narrator it made me think of the classic "Darkness at Noon", by Arthur Koestler).
You have mentioned that Lin Zhao is very inspirational to you, and I can see why.
The bravery of individuals who fight for their dignity in the worst of repressive
times and regimes are deeply inspiring.
Thank you for another fine creation.
Comment from: Hitomi
Date: December 12, 2011
That is a surprise.
I thought hardly anyone comes here except you and Nastassja.
Thanks for letting me know.
Comment from: Othello
Date: December 12, 2011
I last checked all the site stats about two weeks ago, and at that time you were
coming up on 3000 visitor reads to your various stories. Not bad at all! Now if only
we could get a few of those folks to comment too!
Nastassja is a good friend -- she and I met when she wrote to me after reading some
of my poetry books. She has told me many times how excited she is to have
discovered your work.

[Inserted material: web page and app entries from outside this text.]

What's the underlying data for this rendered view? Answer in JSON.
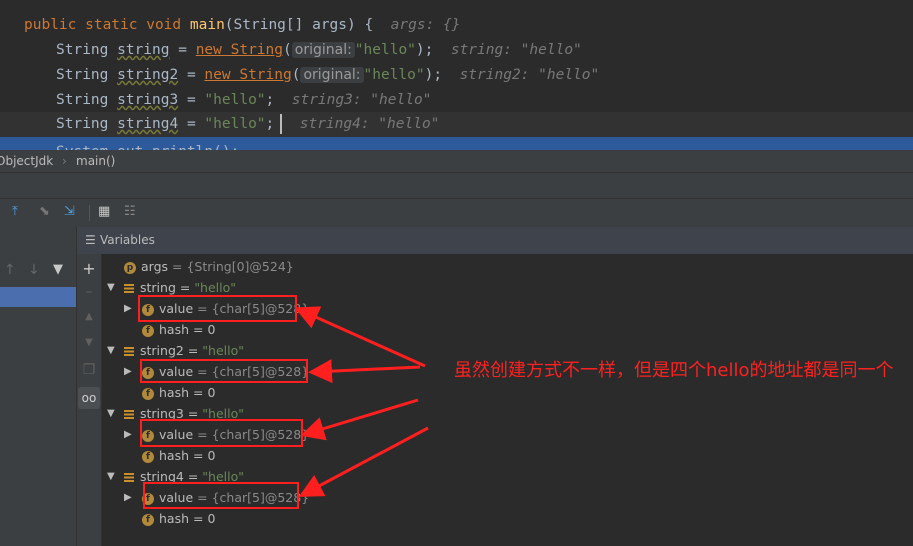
{
  "code": {
    "line1": {
      "pre": "public static void ",
      "fn": "main",
      "mid": "(String[] args) {",
      "hint": "args: {}"
    },
    "line2": {
      "pre": "String ",
      "var": "string",
      "eq": " = ",
      "new": "new String",
      "paren": "(",
      "pill": "original:",
      "lit": "\"hello\"",
      "post": ");",
      "hint": "string: \"hello\""
    },
    "line3": {
      "pre": "String ",
      "var": "string2",
      "eq": " = ",
      "new": "new String",
      "paren": "(",
      "pill": "original:",
      "lit": "\"hello\"",
      "post": ");",
      "hint": "string2: \"hello\""
    },
    "line4": {
      "pre": "String ",
      "var": "string3",
      "eq": " = ",
      "lit": "\"hello\"",
      "post": ";",
      "hint": "string3: \"hello\""
    },
    "line5": {
      "pre": "String ",
      "var": "string4",
      "eq": " = ",
      "lit": "\"hello\"",
      "post": ";",
      "hint": "string4: \"hello\""
    },
    "line6": {
      "text": "System.out.println();"
    }
  },
  "breadcrumb": {
    "class": "ObjectJdk",
    "method": "main()"
  },
  "variables": {
    "title": "Variables",
    "args": {
      "badge": "p",
      "name": "args",
      "value": "= {String[0]@524}"
    },
    "groups": [
      {
        "name": "string",
        "eq": " = ",
        "value": "\"hello\"",
        "field_value": "= {char[5]@528}",
        "field_hash": "= 0"
      },
      {
        "name": "string2",
        "eq": " = ",
        "value": "\"hello\"",
        "field_value": "= {char[5]@528}",
        "field_hash": "= 0"
      },
      {
        "name": "string3",
        "eq": " = ",
        "value": "\"hello\"",
        "field_value": "= {char[5]@528}",
        "field_hash": "= 0"
      },
      {
        "name": "string4",
        "eq": " = ",
        "value": "\"hello\"",
        "field_value": "= {char[5]@528}",
        "field_hash": "= 0"
      }
    ],
    "field_badge": "f",
    "value_label": "value",
    "hash_label": "hash"
  },
  "annotation": "虽然创建方式不一样，但是四个hello的地址都是同一个",
  "colors": {
    "annotation": "#ff2020",
    "box": "#ff1f1f",
    "exec_line": "#2d5a9a"
  },
  "icons": [
    "step-out-icon",
    "drop-frame-icon",
    "run-to-cursor-icon",
    "evaluate-icon",
    "trace-icon",
    "arrow-up-icon",
    "arrow-down-icon",
    "filter-icon",
    "add-icon",
    "minus-icon",
    "move-up-icon",
    "move-down-icon",
    "copy-icon",
    "glasses-icon"
  ]
}
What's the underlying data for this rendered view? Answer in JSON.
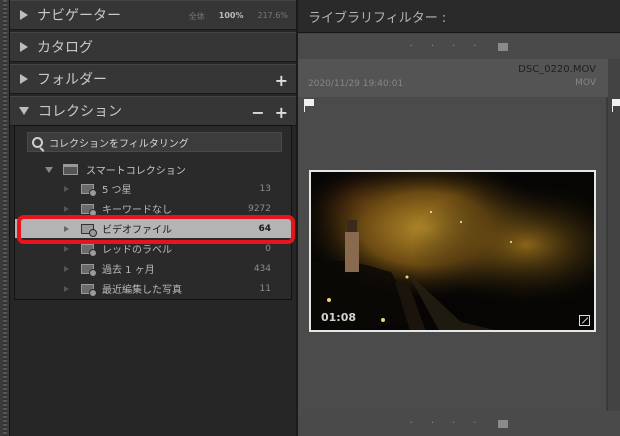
{
  "panels": {
    "navigator": {
      "label": "ナビゲーター",
      "zoom": [
        "全体",
        "100%",
        "217.6%"
      ]
    },
    "catalog": {
      "label": "カタログ"
    },
    "folders": {
      "label": "フォルダー",
      "add": "+"
    },
    "collections": {
      "label": "コレクション",
      "minus": "−",
      "add": "+"
    }
  },
  "collections": {
    "filter_placeholder": "コレクションをフィルタリング",
    "smart_collection": "スマートコレクション",
    "items": [
      {
        "label": "5 つ星",
        "count": "13"
      },
      {
        "label": "キーワードなし",
        "count": "9272"
      },
      {
        "label": "ビデオファイル",
        "count": "64"
      },
      {
        "label": "レッドのラベル",
        "count": "0"
      },
      {
        "label": "過去 1 ヶ月",
        "count": "434"
      },
      {
        "label": "最近編集した写真",
        "count": "11"
      }
    ],
    "selected_index": 2
  },
  "library": {
    "filter_title": "ライブラリフィルター :",
    "cell": {
      "timestamp": "2020/11/29 19:40:01",
      "filename": "DSC_0220.MOV",
      "ext": "MOV",
      "duration": "01:08"
    }
  },
  "colors": {
    "highlight": "#e8141b",
    "selected_row": "#b4b4b4"
  }
}
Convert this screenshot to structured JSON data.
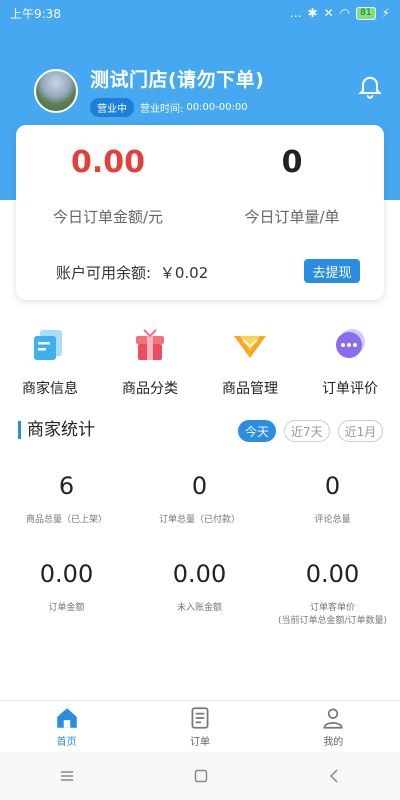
{
  "status_bar": {
    "time": "上午9:38",
    "signal_text": "...",
    "battery": "81"
  },
  "store": {
    "name": "测试门店(请勿下单)",
    "status": "营业中",
    "hours_label": "营业时间:",
    "hours_value": "00:00-00:00"
  },
  "summary": {
    "order_amount_value": "0.00",
    "order_amount_label": "今日订单金额/元",
    "order_count_value": "0",
    "order_count_label": "今日订单量/单",
    "balance_label": "账户可用余额:",
    "balance_value": "￥0.02",
    "withdraw_label": "去提现"
  },
  "shortcuts": [
    {
      "label": "商家信息",
      "icon": "merchant-info-icon"
    },
    {
      "label": "商品分类",
      "icon": "product-category-icon"
    },
    {
      "label": "商品管理",
      "icon": "product-manage-icon"
    },
    {
      "label": "订单评价",
      "icon": "order-review-icon"
    }
  ],
  "stats_section": {
    "title": "商家统计",
    "tabs": [
      "今天",
      "近7天",
      "近1月"
    ],
    "active_tab": "今天"
  },
  "stats": [
    {
      "value": "6",
      "label": "商品总量（已上架）"
    },
    {
      "value": "0",
      "label": "订单总量（已付款）"
    },
    {
      "value": "0",
      "label": "评论总量"
    },
    {
      "value": "0.00",
      "label": "订单金额"
    },
    {
      "value": "0.00",
      "label": "未入账金额"
    },
    {
      "value": "0.00",
      "label": "订单客单价",
      "sublabel": "(当前订单总金额/订单数量)"
    }
  ],
  "tabbar": [
    {
      "label": "首页",
      "icon": "home-icon",
      "active": true
    },
    {
      "label": "订单",
      "icon": "order-icon",
      "active": false
    },
    {
      "label": "我的",
      "icon": "profile-icon",
      "active": false
    }
  ],
  "colors": {
    "primary": "#46a8f0",
    "accent": "#2a8de0",
    "amount_red": "#e0413b"
  }
}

I know she bought a copy of The Satomi Chronicle...I can't
wait to hear what she thinks of it. I haven't heard from her in a little while...I'm
pretty sure she travels to visit family around Christmas (and probably doesn't have
a discreet opportunity to check in with her death erotica friends, lol...) I know Chris
B. really admires your work too, though he is always swamped with new film work,
which keeps him from commenting as often as I'm sure he would like.
Anyway, you do indeed have a readership, Hitomi, and I am confident it will
continue to grow and grow. You are truly a gifted writer .
Comment from: Moon Shiner
Date: January 24, 2012
This a very powerful story, warning of following blindly, without thought.
A lesson we all should hear, those that profess to be saviors sometimes become our
worst enemies. Supression of opinions different from our own, is the path to slavery.
Very good story and theme.
I read through all the stories, this one for the first time. Very stirring! All of them.
Comment from: Nastassja
Date: January 25, 2012
Once again a fascinating story of oppression and the power of heroism that some
people, unassuming and even undesiring of that role, find in times when cruelty is
abounding in society. The "ghosts" that appear in this story were very effective,
particularly the idea of a "future ghost"...one that is still alive in the time of the
story! That bent the walls of time in a way that intrigued me no end.
I agree with Moon Shiner -- a very stirring story.
Comment from: Hitomi
Date: February 6, 2012
Originally, I was torn between whether to add the tragedy of Zhang or leave it out
since she died later than Lin. But then I came up with the idea of including a
"future ghost". There are two reasons for this: 1. That the plight of the Chinese
people did not stop with the death of Lin. While Lin was a student and a voice
against the high-handed and dictatorial rule of Mao, Zhang was from the PLA, and a
member of the Communist party. The "future persecution and execution" of Zhang
made it clear that no one was exempted from the tyranny. And 2. That there is a
kind of inevitability that governs the fate of individuals. Some things are bound to
happen, no matter how one tries to stay clear, even if he or she knows in advance
what is coming up next.
In the same token, I hope there is really something like Divine Justice, that all evils
will come to pass when their time is up and a government which has been in power
based on lies and brutal suppression will finally have to pay its due.
Let us hope such day is not too far away.